On February 21, 2016, I was training to run Vermont’s Unplugged half-marathon. I was doing a 9-mile run with friends when I became uncharacteristically and extremely short of breath. It was nothing I had every experienced before. I continued running and thought, “Wow, I’m getting too old for this!”
As the week went by, my symptoms worsened. It got so bad that I finally drove myself to the ER with extremely bad right upper back pain that was radiating into my chest. I also had uncontrollable chills. What happened next shocked me: my ER doctor diagnosed me with a pulmonary embolism. I had already visited two doctors during the week, but my condition was hard to diagnose because I presented as a fit, healthy runner.
During my hospital stay, my doctors and care team were determined to find out how I could have developed a pulmonary embolism. I did not meet any of the criteria for it, but we found that I had what the doctors called “The Big 3.”
- I had factor V Leiden, a blood mutation that makes you more likely to clot.
- I was on birth control pills for menopause.
- I had changed to more sedentary job.
I was a ticking time bomb! My doctors told me that running I did probably saved my life. My heart was stressed all week and with a less capable set of lungs and heart I might have had a different outcome. When they started talking statistics, it was evident I was lucky to be alive.
I was released on blood thinners and directed to use them for six months. I had strict orders to walk only. I had extreme anxiety when I left the hospital. I was coughing up blood and still had significant back pain. The clot I had in my right lung was large and had started to kill the lung tissue around it. This was the pain I was feeling. I also experienced anxiety and constant worry. I regularly called my primary doctor’s office to get assurance that everything I was feeling was normal. I went back to the ER when I coughed up a moderate amount of blood. I was scared – all the time about every symptom and possibilty. I had a leg cramp and was convinced I had another DVT going through my heart again. My husband and doctors were great in talking me off ledges.
Then I had a breakthrough. I started to feel well enough to walk. My body was so used to running. It’s what I needed mentally and physically. At first, I did not walk far from home. Then, I ventured farther. I’d walk for hours. I asked the doctors if I could start running. They told me to listen to my body. I am happy to report I was able to run the last leg of the Vermont City Marathon this year (Special thanks to Jess Cover,Director of Marketing and Communications for RunVermont, and RunVermont for making this happen! I wouldn’t have been able to run it without her support). After doing that, I feel unstoppable! I have signed up for more races in the near future.

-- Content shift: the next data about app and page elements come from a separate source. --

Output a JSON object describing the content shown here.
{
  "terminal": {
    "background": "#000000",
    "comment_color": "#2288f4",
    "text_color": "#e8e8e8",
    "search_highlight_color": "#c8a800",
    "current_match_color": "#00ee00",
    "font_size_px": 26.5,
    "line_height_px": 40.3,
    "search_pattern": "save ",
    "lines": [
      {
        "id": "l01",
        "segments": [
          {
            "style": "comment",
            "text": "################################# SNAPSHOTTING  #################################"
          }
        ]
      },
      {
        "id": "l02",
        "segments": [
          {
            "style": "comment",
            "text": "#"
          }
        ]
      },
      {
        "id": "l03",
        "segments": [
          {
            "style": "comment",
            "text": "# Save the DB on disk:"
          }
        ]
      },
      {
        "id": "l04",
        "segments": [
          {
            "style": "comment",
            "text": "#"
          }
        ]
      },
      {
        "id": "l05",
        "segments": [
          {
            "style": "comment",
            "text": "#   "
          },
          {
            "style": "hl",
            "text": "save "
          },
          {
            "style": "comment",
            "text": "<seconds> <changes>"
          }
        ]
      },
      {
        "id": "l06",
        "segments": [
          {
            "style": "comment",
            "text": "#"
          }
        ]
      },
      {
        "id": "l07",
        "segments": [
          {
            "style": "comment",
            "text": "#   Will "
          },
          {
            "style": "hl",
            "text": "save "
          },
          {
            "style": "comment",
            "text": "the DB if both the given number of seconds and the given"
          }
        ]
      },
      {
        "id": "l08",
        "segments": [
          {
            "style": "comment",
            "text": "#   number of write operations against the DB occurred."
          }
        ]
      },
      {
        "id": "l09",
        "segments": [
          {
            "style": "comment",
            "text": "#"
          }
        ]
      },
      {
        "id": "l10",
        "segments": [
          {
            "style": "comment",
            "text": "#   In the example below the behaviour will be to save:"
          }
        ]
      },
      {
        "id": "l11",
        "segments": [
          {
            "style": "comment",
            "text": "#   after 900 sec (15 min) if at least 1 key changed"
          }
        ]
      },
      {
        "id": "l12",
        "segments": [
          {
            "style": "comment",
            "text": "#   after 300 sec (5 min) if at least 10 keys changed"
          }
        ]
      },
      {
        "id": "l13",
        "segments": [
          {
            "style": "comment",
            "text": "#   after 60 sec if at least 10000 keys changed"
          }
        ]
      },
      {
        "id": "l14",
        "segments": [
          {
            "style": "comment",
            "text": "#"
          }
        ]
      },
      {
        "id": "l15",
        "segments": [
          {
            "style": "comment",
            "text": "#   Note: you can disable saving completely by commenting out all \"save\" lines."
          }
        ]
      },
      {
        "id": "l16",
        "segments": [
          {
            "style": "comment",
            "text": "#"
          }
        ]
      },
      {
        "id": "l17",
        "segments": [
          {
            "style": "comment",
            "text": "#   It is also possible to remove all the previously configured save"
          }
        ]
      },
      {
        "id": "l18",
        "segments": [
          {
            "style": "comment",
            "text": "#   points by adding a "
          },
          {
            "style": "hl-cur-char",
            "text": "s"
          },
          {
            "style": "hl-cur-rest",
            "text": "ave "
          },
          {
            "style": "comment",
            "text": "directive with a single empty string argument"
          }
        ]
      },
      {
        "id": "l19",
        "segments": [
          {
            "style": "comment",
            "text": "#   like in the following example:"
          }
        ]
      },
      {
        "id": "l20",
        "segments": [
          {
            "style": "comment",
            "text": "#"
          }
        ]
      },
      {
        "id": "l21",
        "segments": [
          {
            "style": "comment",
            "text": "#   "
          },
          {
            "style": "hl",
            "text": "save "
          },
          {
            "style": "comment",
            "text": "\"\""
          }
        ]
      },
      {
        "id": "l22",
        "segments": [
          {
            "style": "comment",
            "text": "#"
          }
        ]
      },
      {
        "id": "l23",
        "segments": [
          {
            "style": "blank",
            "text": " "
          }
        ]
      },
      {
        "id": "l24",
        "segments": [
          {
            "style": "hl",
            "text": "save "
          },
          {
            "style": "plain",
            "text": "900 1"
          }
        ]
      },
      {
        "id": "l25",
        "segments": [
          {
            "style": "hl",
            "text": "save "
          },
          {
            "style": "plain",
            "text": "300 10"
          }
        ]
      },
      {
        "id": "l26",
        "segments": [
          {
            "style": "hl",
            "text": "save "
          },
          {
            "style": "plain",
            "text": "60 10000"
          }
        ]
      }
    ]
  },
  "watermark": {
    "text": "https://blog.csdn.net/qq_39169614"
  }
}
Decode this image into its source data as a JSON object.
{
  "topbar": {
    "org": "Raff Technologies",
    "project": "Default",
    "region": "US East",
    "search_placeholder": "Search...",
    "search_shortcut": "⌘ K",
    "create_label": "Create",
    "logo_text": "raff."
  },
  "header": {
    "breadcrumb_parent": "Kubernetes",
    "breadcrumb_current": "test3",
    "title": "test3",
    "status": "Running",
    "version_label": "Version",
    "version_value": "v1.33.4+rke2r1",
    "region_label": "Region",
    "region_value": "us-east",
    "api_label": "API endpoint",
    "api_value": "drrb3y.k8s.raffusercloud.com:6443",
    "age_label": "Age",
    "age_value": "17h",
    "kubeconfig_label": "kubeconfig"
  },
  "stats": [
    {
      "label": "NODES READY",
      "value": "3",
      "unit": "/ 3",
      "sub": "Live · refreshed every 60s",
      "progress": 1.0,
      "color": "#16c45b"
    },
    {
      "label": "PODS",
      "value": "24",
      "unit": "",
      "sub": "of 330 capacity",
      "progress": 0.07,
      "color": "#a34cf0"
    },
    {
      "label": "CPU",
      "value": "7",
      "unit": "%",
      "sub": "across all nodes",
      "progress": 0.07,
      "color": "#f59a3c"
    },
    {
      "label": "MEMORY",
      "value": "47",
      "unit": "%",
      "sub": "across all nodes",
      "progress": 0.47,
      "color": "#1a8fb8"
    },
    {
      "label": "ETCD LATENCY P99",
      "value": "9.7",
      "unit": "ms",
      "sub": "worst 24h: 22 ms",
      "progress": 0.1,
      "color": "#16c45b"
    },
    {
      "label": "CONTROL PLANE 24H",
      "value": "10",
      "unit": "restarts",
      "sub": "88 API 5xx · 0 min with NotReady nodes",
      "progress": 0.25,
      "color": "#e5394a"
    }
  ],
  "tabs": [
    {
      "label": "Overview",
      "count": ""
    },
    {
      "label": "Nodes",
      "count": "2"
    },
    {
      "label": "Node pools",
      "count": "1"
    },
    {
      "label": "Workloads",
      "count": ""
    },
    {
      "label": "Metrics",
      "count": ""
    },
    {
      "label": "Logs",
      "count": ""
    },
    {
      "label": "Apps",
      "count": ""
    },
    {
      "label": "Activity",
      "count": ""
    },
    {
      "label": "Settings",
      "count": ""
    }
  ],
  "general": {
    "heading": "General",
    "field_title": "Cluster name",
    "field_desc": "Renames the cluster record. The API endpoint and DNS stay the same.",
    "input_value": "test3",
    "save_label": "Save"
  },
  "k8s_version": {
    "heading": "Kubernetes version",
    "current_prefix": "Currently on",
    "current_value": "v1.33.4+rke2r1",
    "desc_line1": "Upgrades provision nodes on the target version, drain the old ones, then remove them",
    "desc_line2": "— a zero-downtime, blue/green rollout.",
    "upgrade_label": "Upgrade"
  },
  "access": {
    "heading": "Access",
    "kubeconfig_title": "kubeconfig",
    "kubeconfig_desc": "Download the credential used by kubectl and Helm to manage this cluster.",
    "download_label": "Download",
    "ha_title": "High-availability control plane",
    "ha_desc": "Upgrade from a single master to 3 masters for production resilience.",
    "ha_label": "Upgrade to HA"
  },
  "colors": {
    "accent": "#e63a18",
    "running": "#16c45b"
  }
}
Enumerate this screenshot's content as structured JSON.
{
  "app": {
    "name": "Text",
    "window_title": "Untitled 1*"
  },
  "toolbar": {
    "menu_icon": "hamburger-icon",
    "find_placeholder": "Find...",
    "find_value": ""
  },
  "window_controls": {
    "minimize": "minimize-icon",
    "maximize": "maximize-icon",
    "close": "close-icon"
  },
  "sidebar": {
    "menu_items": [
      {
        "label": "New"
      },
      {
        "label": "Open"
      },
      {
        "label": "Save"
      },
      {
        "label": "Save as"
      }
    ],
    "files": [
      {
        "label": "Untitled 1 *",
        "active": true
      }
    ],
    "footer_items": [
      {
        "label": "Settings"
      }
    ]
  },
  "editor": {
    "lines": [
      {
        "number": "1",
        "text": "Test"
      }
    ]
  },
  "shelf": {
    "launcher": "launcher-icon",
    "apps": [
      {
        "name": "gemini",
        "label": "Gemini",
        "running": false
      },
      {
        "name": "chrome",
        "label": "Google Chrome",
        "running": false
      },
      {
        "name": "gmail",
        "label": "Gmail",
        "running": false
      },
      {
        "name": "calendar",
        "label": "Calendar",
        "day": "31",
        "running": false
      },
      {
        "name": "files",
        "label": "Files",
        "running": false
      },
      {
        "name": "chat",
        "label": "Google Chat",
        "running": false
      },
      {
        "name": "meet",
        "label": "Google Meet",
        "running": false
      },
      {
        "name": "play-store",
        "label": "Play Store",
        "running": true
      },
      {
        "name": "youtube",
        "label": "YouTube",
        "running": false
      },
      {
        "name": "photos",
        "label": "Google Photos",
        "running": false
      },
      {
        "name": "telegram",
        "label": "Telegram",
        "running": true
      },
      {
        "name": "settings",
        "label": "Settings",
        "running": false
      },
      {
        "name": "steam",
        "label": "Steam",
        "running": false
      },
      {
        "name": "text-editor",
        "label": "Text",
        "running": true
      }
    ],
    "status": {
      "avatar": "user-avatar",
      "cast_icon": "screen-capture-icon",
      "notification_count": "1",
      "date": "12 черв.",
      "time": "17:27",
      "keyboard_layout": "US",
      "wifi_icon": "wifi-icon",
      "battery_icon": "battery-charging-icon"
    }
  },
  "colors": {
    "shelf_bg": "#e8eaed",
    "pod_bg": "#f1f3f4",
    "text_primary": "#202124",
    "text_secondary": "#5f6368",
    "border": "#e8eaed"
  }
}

I beat the clot and I’m going to make it.
Ellie Brady works at Animal Hospital of Hinesburg as a receptionist. She lives with her husband, Pat in South Burlington, Vermont. She is the proud mother of Emma Brady, who lives in California.